Critiques of essentialism are a common theme in the writings of many contemporary academics. Indeed, queer theorists, critical race theorists, post-structuralists, post-colonialists, and many feminists consistently take issue with the notion that there are attributes or traits that are intrinsically constitutive of categories such as men and women, heterosexuals and homosexuals, disabled and non-disabled, and so on. (2) The emphases and nuances of the anti-essentialist critiques differ depending on membership in particular academic camps and disciplines. However, the critiques uniformly reject moral, philosophical, and political understandings that are explicitly or implicitly grounded in the notion that identities--and for some critics, even the very idea of a "human being"--are static and fixed, that is, immune or separate from forces of social construction. Anti-essentialist critiques hold instead that much (or all) of what constitutes us as individuals is socially constructed and therefore fluid and contestable.
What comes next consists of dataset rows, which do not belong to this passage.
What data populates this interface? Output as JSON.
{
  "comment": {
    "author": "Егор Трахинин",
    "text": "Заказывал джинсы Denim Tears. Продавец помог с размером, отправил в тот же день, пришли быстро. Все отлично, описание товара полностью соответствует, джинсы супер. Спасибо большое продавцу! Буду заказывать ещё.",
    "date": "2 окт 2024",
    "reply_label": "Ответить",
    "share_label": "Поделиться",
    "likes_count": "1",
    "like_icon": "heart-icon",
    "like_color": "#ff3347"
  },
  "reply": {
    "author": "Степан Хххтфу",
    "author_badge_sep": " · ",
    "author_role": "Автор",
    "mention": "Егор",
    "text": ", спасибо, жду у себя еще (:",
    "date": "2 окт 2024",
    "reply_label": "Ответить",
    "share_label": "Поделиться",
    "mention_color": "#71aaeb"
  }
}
From an anti-essentialist perspective, Martha Nussbaum's liberal humanism is intrinsically suspect. Nussbaum, after all, grounds her moral and political philosophy in a particular understanding of what it means to be human, one that is driven by certain capabilities that she argues are necessary to lead a fully human life. Although Nussbaum does not usually refer to herself as an essentialist (3)--few do, since the term is largely used only in a pejorative sense--her capabilities approach to justice is explicitly universalist; (4) it is grounded in commonalities and found across time and place, allowing us to recognize each other as human. (5)
It is important to note that Nussbaum's universalism is of a very different order than that usually associated with liberal political theory because it refuses to locate the source of human dignity, which serves as the foundation of her moral and political philosophy, solely in man's capacity to reason. Instead, Nussbaum contends that the capability to affiliate with others also plays an architectonic role in our lives because we exercise most of our important capabilities with and through others. As she explains, "[t]o plan for one's own life without being able to do so in complex forms of discourse, concern, and reciprocity with other human beings is ... to behave in an incompletely human way." (6)
In addition, Nussbaum's conception of what it means to be human is decidedly non-metaphysical. It is derived not from philosophical principles gleaned through the application of abstract reasoning, but from the interpretation of human practices and experiences, including the stories we tell each other about our lives and aspirations. It is also not dependent on "facts of human nature," whether physiological or psychological, that are separate from our ethical evaluations of what is necessary to lead a full human life. For Nussbaum, in other words, the value of central human capabilities is determined through ethical interpretations and evaluations of human experiences, rather than through the discovery of so-called natural principles or facts that are independent of those evaluations. (7) There was a time early on in Nussbaum's elaboration of the capabilities approach when she criticized John Rawls for deploying an unduly restrictive understanding of the good in determining what is necessary to promote human flourishing. …